+++ Task data

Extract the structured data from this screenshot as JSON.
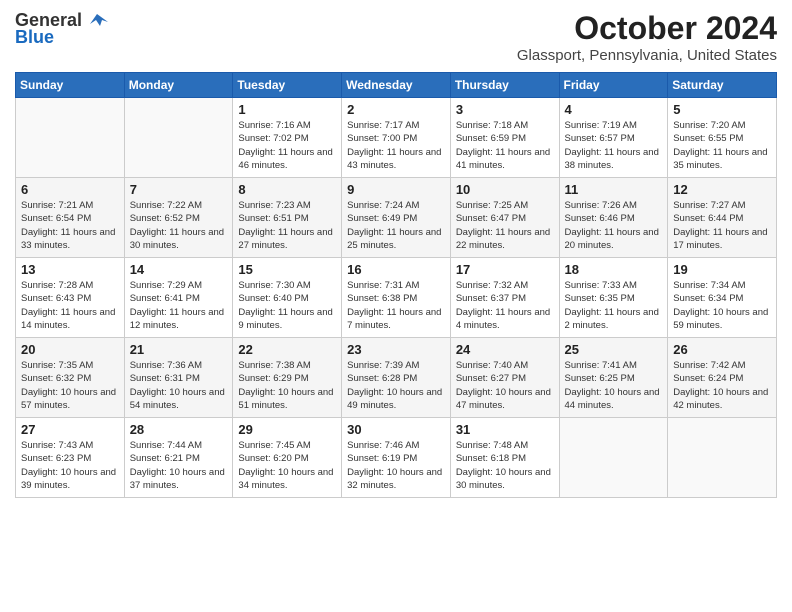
{
  "logo": {
    "general": "General",
    "blue": "Blue"
  },
  "title": {
    "month": "October 2024",
    "location": "Glassport, Pennsylvania, United States"
  },
  "weekdays": [
    "Sunday",
    "Monday",
    "Tuesday",
    "Wednesday",
    "Thursday",
    "Friday",
    "Saturday"
  ],
  "weeks": [
    [
      {
        "day": "",
        "sunrise": "",
        "sunset": "",
        "daylight": ""
      },
      {
        "day": "",
        "sunrise": "",
        "sunset": "",
        "daylight": ""
      },
      {
        "day": "1",
        "sunrise": "Sunrise: 7:16 AM",
        "sunset": "Sunset: 7:02 PM",
        "daylight": "Daylight: 11 hours and 46 minutes."
      },
      {
        "day": "2",
        "sunrise": "Sunrise: 7:17 AM",
        "sunset": "Sunset: 7:00 PM",
        "daylight": "Daylight: 11 hours and 43 minutes."
      },
      {
        "day": "3",
        "sunrise": "Sunrise: 7:18 AM",
        "sunset": "Sunset: 6:59 PM",
        "daylight": "Daylight: 11 hours and 41 minutes."
      },
      {
        "day": "4",
        "sunrise": "Sunrise: 7:19 AM",
        "sunset": "Sunset: 6:57 PM",
        "daylight": "Daylight: 11 hours and 38 minutes."
      },
      {
        "day": "5",
        "sunrise": "Sunrise: 7:20 AM",
        "sunset": "Sunset: 6:55 PM",
        "daylight": "Daylight: 11 hours and 35 minutes."
      }
    ],
    [
      {
        "day": "6",
        "sunrise": "Sunrise: 7:21 AM",
        "sunset": "Sunset: 6:54 PM",
        "daylight": "Daylight: 11 hours and 33 minutes."
      },
      {
        "day": "7",
        "sunrise": "Sunrise: 7:22 AM",
        "sunset": "Sunset: 6:52 PM",
        "daylight": "Daylight: 11 hours and 30 minutes."
      },
      {
        "day": "8",
        "sunrise": "Sunrise: 7:23 AM",
        "sunset": "Sunset: 6:51 PM",
        "daylight": "Daylight: 11 hours and 27 minutes."
      },
      {
        "day": "9",
        "sunrise": "Sunrise: 7:24 AM",
        "sunset": "Sunset: 6:49 PM",
        "daylight": "Daylight: 11 hours and 25 minutes."
      },
      {
        "day": "10",
        "sunrise": "Sunrise: 7:25 AM",
        "sunset": "Sunset: 6:47 PM",
        "daylight": "Daylight: 11 hours and 22 minutes."
      },
      {
        "day": "11",
        "sunrise": "Sunrise: 7:26 AM",
        "sunset": "Sunset: 6:46 PM",
        "daylight": "Daylight: 11 hours and 20 minutes."
      },
      {
        "day": "12",
        "sunrise": "Sunrise: 7:27 AM",
        "sunset": "Sunset: 6:44 PM",
        "daylight": "Daylight: 11 hours and 17 minutes."
      }
    ],
    [
      {
        "day": "13",
        "sunrise": "Sunrise: 7:28 AM",
        "sunset": "Sunset: 6:43 PM",
        "daylight": "Daylight: 11 hours and 14 minutes."
      },
      {
        "day": "14",
        "sunrise": "Sunrise: 7:29 AM",
        "sunset": "Sunset: 6:41 PM",
        "daylight": "Daylight: 11 hours and 12 minutes."
      },
      {
        "day": "15",
        "sunrise": "Sunrise: 7:30 AM",
        "sunset": "Sunset: 6:40 PM",
        "daylight": "Daylight: 11 hours and 9 minutes."
      },
      {
        "day": "16",
        "sunrise": "Sunrise: 7:31 AM",
        "sunset": "Sunset: 6:38 PM",
        "daylight": "Daylight: 11 hours and 7 minutes."
      },
      {
        "day": "17",
        "sunrise": "Sunrise: 7:32 AM",
        "sunset": "Sunset: 6:37 PM",
        "daylight": "Daylight: 11 hours and 4 minutes."
      },
      {
        "day": "18",
        "sunrise": "Sunrise: 7:33 AM",
        "sunset": "Sunset: 6:35 PM",
        "daylight": "Daylight: 11 hours and 2 minutes."
      },
      {
        "day": "19",
        "sunrise": "Sunrise: 7:34 AM",
        "sunset": "Sunset: 6:34 PM",
        "daylight": "Daylight: 10 hours and 59 minutes."
      }
    ],
    [
      {
        "day": "20",
        "sunrise": "Sunrise: 7:35 AM",
        "sunset": "Sunset: 6:32 PM",
        "daylight": "Daylight: 10 hours and 57 minutes."
      },
      {
        "day": "21",
        "sunrise": "Sunrise: 7:36 AM",
        "sunset": "Sunset: 6:31 PM",
        "daylight": "Daylight: 10 hours and 54 minutes."
      },
      {
        "day": "22",
        "sunrise": "Sunrise: 7:38 AM",
        "sunset": "Sunset: 6:29 PM",
        "daylight": "Daylight: 10 hours and 51 minutes."
      },
      {
        "day": "23",
        "sunrise": "Sunrise: 7:39 AM",
        "sunset": "Sunset: 6:28 PM",
        "daylight": "Daylight: 10 hours and 49 minutes."
      },
      {
        "day": "24",
        "sunrise": "Sunrise: 7:40 AM",
        "sunset": "Sunset: 6:27 PM",
        "daylight": "Daylight: 10 hours and 47 minutes."
      },
      {
        "day": "25",
        "sunrise": "Sunrise: 7:41 AM",
        "sunset": "Sunset: 6:25 PM",
        "daylight": "Daylight: 10 hours and 44 minutes."
      },
      {
        "day": "26",
        "sunrise": "Sunrise: 7:42 AM",
        "sunset": "Sunset: 6:24 PM",
        "daylight": "Daylight: 10 hours and 42 minutes."
      }
    ],
    [
      {
        "day": "27",
        "sunrise": "Sunrise: 7:43 AM",
        "sunset": "Sunset: 6:23 PM",
        "daylight": "Daylight: 10 hours and 39 minutes."
      },
      {
        "day": "28",
        "sunrise": "Sunrise: 7:44 AM",
        "sunset": "Sunset: 6:21 PM",
        "daylight": "Daylight: 10 hours and 37 minutes."
      },
      {
        "day": "29",
        "sunrise": "Sunrise: 7:45 AM",
        "sunset": "Sunset: 6:20 PM",
        "daylight": "Daylight: 10 hours and 34 minutes."
      },
      {
        "day": "30",
        "sunrise": "Sunrise: 7:46 AM",
        "sunset": "Sunset: 6:19 PM",
        "daylight": "Daylight: 10 hours and 32 minutes."
      },
      {
        "day": "31",
        "sunrise": "Sunrise: 7:48 AM",
        "sunset": "Sunset: 6:18 PM",
        "daylight": "Daylight: 10 hours and 30 minutes."
      },
      {
        "day": "",
        "sunrise": "",
        "sunset": "",
        "daylight": ""
      },
      {
        "day": "",
        "sunrise": "",
        "sunset": "",
        "daylight": ""
      }
    ]
  ]
}
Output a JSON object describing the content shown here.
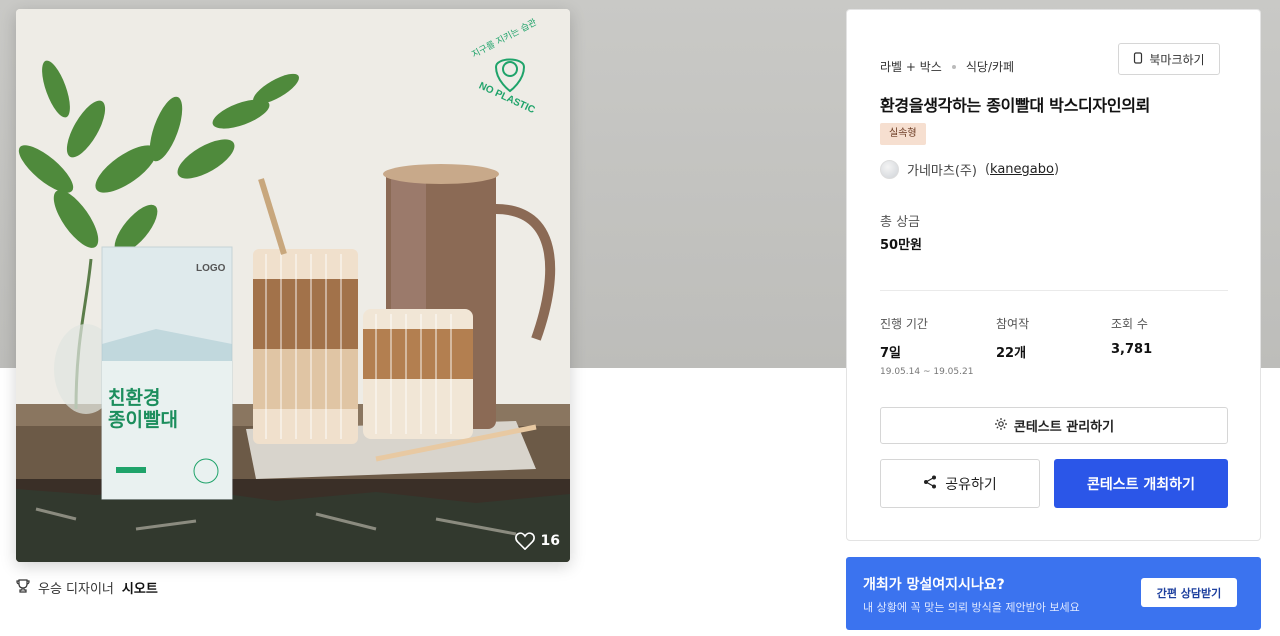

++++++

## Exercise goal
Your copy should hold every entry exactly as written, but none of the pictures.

## Response to this task
Extract the structured data from this screenshot as JSON.
{
  "logo": {
    "general": "General",
    "blue": "Blue"
  },
  "title": {
    "month": "October 2024",
    "location": "Glassport, Pennsylvania, United States"
  },
  "weekdays": [
    "Sunday",
    "Monday",
    "Tuesday",
    "Wednesday",
    "Thursday",
    "Friday",
    "Saturday"
  ],
  "weeks": [
    [
      {
        "day": "",
        "sunrise": "",
        "sunset": "",
        "daylight": ""
      },
      {
        "day": "",
        "sunrise": "",
        "sunset": "",
        "daylight": ""
      },
      {
        "day": "1",
        "sunrise": "Sunrise: 7:16 AM",
        "sunset": "Sunset: 7:02 PM",
        "daylight": "Daylight: 11 hours and 46 minutes."
      },
      {
        "day": "2",
        "sunrise": "Sunrise: 7:17 AM",
        "sunset": "Sunset: 7:00 PM",
        "daylight": "Daylight: 11 hours and 43 minutes."
      },
      {
        "day": "3",
        "sunrise": "Sunrise: 7:18 AM",
        "sunset": "Sunset: 6:59 PM",
        "daylight": "Daylight: 11 hours and 41 minutes."
      },
      {
        "day": "4",
        "sunrise": "Sunrise: 7:19 AM",
        "sunset": "Sunset: 6:57 PM",
        "daylight": "Daylight: 11 hours and 38 minutes."
      },
      {
        "day": "5",
        "sunrise": "Sunrise: 7:20 AM",
        "sunset": "Sunset: 6:55 PM",
        "daylight": "Daylight: 11 hours and 35 minutes."
      }
    ],
    [
      {
        "day": "6",
        "sunrise": "Sunrise: 7:21 AM",
        "sunset": "Sunset: 6:54 PM",
        "daylight": "Daylight: 11 hours and 33 minutes."
      },
      {
        "day": "7",
        "sunrise": "Sunrise: 7:22 AM",
        "sunset": "Sunset: 6:52 PM",
        "daylight": "Daylight: 11 hours and 30 minutes."
      },
      {
        "day": "8",
        "sunrise": "Sunrise: 7:23 AM",
        "sunset": "Sunset: 6:51 PM",
        "daylight": "Daylight: 11 hours and 27 minutes."
      },
      {
        "day": "9",
        "sunrise": "Sunrise: 7:24 AM",
        "sunset": "Sunset: 6:49 PM",
        "daylight": "Daylight: 11 hours and 25 minutes."
      },
      {
        "day": "10",
        "sunrise": "Sunrise: 7:25 AM",
        "sunset": "Sunset: 6:47 PM",
        "daylight": "Daylight: 11 hours and 22 minutes."
      },
      {
        "day": "11",
        "sunrise": "Sunrise: 7:26 AM",
        "sunset": "Sunset: 6:46 PM",
        "daylight": "Daylight: 11 hours and 20 minutes."
      },
      {
        "day": "12",
        "sunrise": "Sunrise: 7:27 AM",
        "sunset": "Sunset: 6:44 PM",
        "daylight": "Daylight: 11 hours and 17 minutes."
      }
    ],
    [
      {
        "day": "13",
        "sunrise": "Sunrise: 7:28 AM",
        "sunset": "Sunset: 6:43 PM",
        "daylight": "Daylight: 11 hours and 14 minutes."
      },
      {
        "day": "14",
        "sunrise": "Sunrise: 7:29 AM",
        "sunset": "Sunset: 6:41 PM",
        "daylight": "Daylight: 11 hours and 12 minutes."
      },
      {
        "day": "15",
        "sunrise": "Sunrise: 7:30 AM",
        "sunset": "Sunset: 6:40 PM",
        "daylight": "Daylight: 11 hours and 9 minutes."
      },
      {
        "day": "16",
        "sunrise": "Sunrise: 7:31 AM",
        "sunset": "Sunset: 6:38 PM",
        "daylight": "Daylight: 11 hours and 7 minutes."
      },
      {
        "day": "17",
        "sunrise": "Sunrise: 7:32 AM",
        "sunset": "Sunset: 6:37 PM",
        "daylight": "Daylight: 11 hours and 4 minutes."
      },
      {
        "day": "18",
        "sunrise": "Sunrise: 7:33 AM",
        "sunset": "Sunset: 6:35 PM",
        "daylight": "Daylight: 11 hours and 2 minutes."
      },
      {
        "day": "19",
        "sunrise": "Sunrise: 7:34 AM",
        "sunset": "Sunset: 6:34 PM",
        "daylight": "Daylight: 10 hours and 59 minutes."
      }
    ],
    [
      {
        "day": "20",
        "sunrise": "Sunrise: 7:35 AM",
        "sunset": "Sunset: 6:32 PM",
        "daylight": "Daylight: 10 hours and 57 minutes."
      },
      {
        "day": "21",
        "sunrise": "Sunrise: 7:36 AM",
        "sunset": "Sunset: 6:31 PM",
        "daylight": "Daylight: 10 hours and 54 minutes."
      },
      {
        "day": "22",
        "sunrise": "Sunrise: 7:38 AM",
        "sunset": "Sunset: 6:29 PM",
        "daylight": "Daylight: 10 hours and 51 minutes."
      },
      {
        "day": "23",
        "sunrise": "Sunrise: 7:39 AM",
        "sunset": "Sunset: 6:28 PM",
        "daylight": "Daylight: 10 hours and 49 minutes."
      },
      {
        "day": "24",
        "sunrise": "Sunrise: 7:40 AM",
        "sunset": "Sunset: 6:27 PM",
        "daylight": "Daylight: 10 hours and 47 minutes."
      },
      {
        "day": "25",
        "sunrise": "Sunrise: 7:41 AM",
        "sunset": "Sunset: 6:25 PM",
        "daylight": "Daylight: 10 hours and 44 minutes."
      },
      {
        "day": "26",
        "sunrise": "Sunrise: 7:42 AM",
        "sunset": "Sunset: 6:24 PM",
        "daylight": "Daylight: 10 hours and 42 minutes."
      }
    ],
    [
      {
        "day": "27",
        "sunrise": "Sunrise: 7:43 AM",
        "sunset": "Sunset: 6:23 PM",
        "daylight": "Daylight: 10 hours and 39 minutes."
      },
      {
        "day": "28",
        "sunrise": "Sunrise: 7:44 AM",
        "sunset": "Sunset: 6:21 PM",
        "daylight": "Daylight: 10 hours and 37 minutes."
      },
      {
        "day": "29",
        "sunrise": "Sunrise: 7:45 AM",
        "sunset": "Sunset: 6:20 PM",
        "daylight": "Daylight: 10 hours and 34 minutes."
      },
      {
        "day": "30",
        "sunrise": "Sunrise: 7:46 AM",
        "sunset": "Sunset: 6:19 PM",
        "daylight": "Daylight: 10 hours and 32 minutes."
      },
      {
        "day": "31",
        "sunrise": "Sunrise: 7:48 AM",
        "sunset": "Sunset: 6:18 PM",
        "daylight": "Daylight: 10 hours and 30 minutes."
      },
      {
        "day": "",
        "sunrise": "",
        "sunset": "",
        "daylight": ""
      },
      {
        "day": "",
        "sunrise": "",
        "sunset": "",
        "daylight": ""
      }
    ]
  ]
}
Output a JSON object describing the content shown here.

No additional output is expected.